Month: February 2011

The Soul of a Journey: Liberty, Perfect Liberty!

I’m reading, and really enjoying, my first John Hillaby book at the moment, ‘Journey Through Britain‘, “an account,” as the back cover tells us, “of an eleven-hundred mile walk from Lands End to John O’Groats by ‘one of the world’s greatest walkers’.” I’d never heard of Hillaby before I lucked upon this 1979 edition at the Lifeline Bookfest a couple of weeks back. I always have good luck at these events if I trawl persistently enough through the several-tables-long travel section: This time my treasures included a coffee-table book of mountain photos with an intro by the great English climber Chris Bonnington; ‘Turn Right at Land’s End’, another account of a long trek (7,000 miles!) by fellow Englishman John Merrill “around the entire British coastline”; and ‘The Walk West’, the sequel by Peter Jenkins (this time with his wife, Barbara) to his ‘A Walk Across America’, which I scored at an earlier Bookfest and is still waiting in my to-read pile. l have pretty broad tastes when it comes to reading, but my shelf space …

Finding My Feet in Blogland
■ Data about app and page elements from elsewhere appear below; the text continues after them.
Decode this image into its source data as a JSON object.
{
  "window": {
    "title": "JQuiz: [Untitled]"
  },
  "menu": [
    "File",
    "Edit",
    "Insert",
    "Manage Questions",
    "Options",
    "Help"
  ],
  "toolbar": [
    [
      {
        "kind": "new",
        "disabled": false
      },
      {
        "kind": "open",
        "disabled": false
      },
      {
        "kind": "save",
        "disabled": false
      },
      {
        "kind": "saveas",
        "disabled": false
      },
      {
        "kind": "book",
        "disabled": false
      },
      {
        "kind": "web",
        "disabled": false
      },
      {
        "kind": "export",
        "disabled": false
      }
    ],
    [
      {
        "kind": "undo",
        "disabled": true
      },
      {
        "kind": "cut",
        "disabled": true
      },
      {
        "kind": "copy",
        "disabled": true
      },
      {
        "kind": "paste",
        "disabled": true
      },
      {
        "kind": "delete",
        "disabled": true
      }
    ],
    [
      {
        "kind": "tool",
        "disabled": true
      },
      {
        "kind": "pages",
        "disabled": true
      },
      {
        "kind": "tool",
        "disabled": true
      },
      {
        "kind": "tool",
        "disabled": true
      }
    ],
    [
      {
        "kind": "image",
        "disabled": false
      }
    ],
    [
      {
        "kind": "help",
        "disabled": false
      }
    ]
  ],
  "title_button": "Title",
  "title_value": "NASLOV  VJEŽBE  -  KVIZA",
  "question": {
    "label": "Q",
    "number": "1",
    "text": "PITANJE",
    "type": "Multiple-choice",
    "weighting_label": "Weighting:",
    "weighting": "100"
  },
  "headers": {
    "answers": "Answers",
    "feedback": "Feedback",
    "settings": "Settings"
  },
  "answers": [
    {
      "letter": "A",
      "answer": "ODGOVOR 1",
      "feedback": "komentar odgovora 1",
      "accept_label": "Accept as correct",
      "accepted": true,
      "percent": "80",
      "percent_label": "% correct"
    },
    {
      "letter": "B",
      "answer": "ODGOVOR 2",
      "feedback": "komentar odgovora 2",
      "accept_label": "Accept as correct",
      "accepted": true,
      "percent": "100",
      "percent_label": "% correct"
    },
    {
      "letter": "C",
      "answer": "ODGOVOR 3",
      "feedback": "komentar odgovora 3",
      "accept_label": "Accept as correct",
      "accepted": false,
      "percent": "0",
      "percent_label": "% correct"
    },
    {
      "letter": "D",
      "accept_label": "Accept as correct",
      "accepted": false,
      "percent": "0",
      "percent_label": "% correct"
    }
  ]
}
It’s hot. I’m counting down the days till Autumn. Queensland in the Summer is no place or time to be an obsessive walker. Not for me. And I don’t have a car, don’t want a car, and this is a big country — a big, hot country, with most of the good hikes a fair distance from Club Mountaingoat. I walked 2,155 miles last year, April to September, from the Mexican border… ..to the Washington border on the PCT: It’s the hardest thing I’ve done. I earned a reputation for quitting, in fact. Some days it was only the thought of reaching somewhere convenient to quit that kept me going. From about mid-California north, I realised I wasn’t having fun — not consistently anyway. But what is that oft-quoted Mark Twight line about it not having to be fun to be fun? Exactly. So on I trudged, till I ran out of time and quit one state early. Washington will keep. After that, I came back to Australia for two weeks. I didn’t walk much …

En route to the northern frontier

Hokkaido Bound in a Floating Bathtub

LATE MARCH, 2008. I was up on the hill among the crumpled ramparts of Sendai Castle, looking down on the city, the languid river, in my rabbit-fur hat and lugging my monkey. The Monkey: my big, new, brutally heavy pack. We were getting in a spot of sight-seeing before I departed for Hokkaido that night. I wasn’t taking it easy on my last free day, though — I’d hiked up there from a friend’s apartment downtown. Raising a sweat hauling that beast through the City of Trees and up to this mossy 17th-century pile of rock had felt real. Two young tourists in fashionable denim and leather and heels obliged when I asked them to take my photo . “Where are you…? Eh, nani? Go? Go-ing?” “Un!” Her friend. “Where are you going?” “Hokkaido tomorrow. And then walking.” “Walking, un!” A glance at my pack. “To Kyushu.” “Ehhhhh?! KYUSHU? By walking?! But Kyushu is very far place!” “Yeah.” “EHHHHHHHHHHHHHH?!” The ferry was a mini-ocean liner, with several floors, an abundance of cabins, restaurants, a stage …

Someone has too much time on their hands

Lament for a Lost Lead Weight

A landscape, like a man or woman, acquires character through time and endurance ~ Edward Abbey, ‘A Voice Crying in the Wilderness’ Walking to the station today, enjoying the blazing morning sun, I happened to glance into a local’s cactus garden. And that got me thinking about deserts, and old Edward ‘Cactus Ed’ Abbey, and cacti, which transported me back to the first days on the Pacific Crest Trail last year.